Stored data:
● ● ● ●
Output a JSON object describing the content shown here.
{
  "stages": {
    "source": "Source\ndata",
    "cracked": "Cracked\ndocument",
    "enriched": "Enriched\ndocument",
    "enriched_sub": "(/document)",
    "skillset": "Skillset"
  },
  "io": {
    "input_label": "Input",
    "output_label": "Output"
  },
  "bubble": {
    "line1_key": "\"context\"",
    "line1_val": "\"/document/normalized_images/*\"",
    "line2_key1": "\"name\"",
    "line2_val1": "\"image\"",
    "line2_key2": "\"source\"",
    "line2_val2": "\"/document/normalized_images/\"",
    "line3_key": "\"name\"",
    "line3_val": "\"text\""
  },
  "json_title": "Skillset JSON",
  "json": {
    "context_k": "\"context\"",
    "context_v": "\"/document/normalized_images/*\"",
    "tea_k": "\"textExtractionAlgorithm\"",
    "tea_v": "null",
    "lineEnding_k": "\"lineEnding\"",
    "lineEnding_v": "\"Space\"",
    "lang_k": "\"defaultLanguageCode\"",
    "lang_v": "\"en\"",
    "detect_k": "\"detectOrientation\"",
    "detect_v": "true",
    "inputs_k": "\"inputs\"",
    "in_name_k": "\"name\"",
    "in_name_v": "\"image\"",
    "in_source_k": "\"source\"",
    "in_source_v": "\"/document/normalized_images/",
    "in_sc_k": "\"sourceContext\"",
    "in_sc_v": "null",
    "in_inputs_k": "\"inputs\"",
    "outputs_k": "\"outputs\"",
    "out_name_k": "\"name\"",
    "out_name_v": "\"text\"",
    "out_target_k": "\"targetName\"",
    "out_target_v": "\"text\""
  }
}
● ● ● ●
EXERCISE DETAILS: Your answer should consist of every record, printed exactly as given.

ANSWER TO THIS EXERCISE:
Output a JSON object describing the content shown here.
{
  "stages": {
    "source": "Source\ndata",
    "cracked": "Cracked\ndocument",
    "enriched": "Enriched\ndocument",
    "enriched_sub": "(/document)",
    "skillset": "Skillset"
  },
  "io": {
    "input_label": "Input",
    "output_label": "Output"
  },
  "bubble": {
    "line1_key": "\"context\"",
    "line1_val": "\"/document/normalized_images/*\"",
    "line2_key1": "\"name\"",
    "line2_val1": "\"image\"",
    "line2_key2": "\"source\"",
    "line2_val2": "\"/document/normalized_images/\"",
    "line3_key": "\"name\"",
    "line3_val": "\"text\""
  },
  "json_title": "Skillset JSON",
  "json": {
    "context_k": "\"context\"",
    "context_v": "\"/document/normalized_images/*\"",
    "tea_k": "\"textExtractionAlgorithm\"",
    "tea_v": "null",
    "lineEnding_k": "\"lineEnding\"",
    "lineEnding_v": "\"Space\"",
    "lang_k": "\"defaultLanguageCode\"",
    "lang_v": "\"en\"",
    "detect_k": "\"detectOrientation\"",
    "detect_v": "true",
    "inputs_k": "\"inputs\"",
    "in_name_k": "\"name\"",
    "in_name_v": "\"image\"",
    "in_source_k": "\"source\"",
    "in_source_v": "\"/document/normalized_images/",
    "in_sc_k": "\"sourceContext\"",
    "in_sc_v": "null",
    "in_inputs_k": "\"inputs\"",
    "outputs_k": "\"outputs\"",
    "out_name_k": "\"name\"",
    "out_name_v": "\"text\"",
    "out_target_k": "\"targetName\"",
    "out_target_v": "\"text\""
  }
}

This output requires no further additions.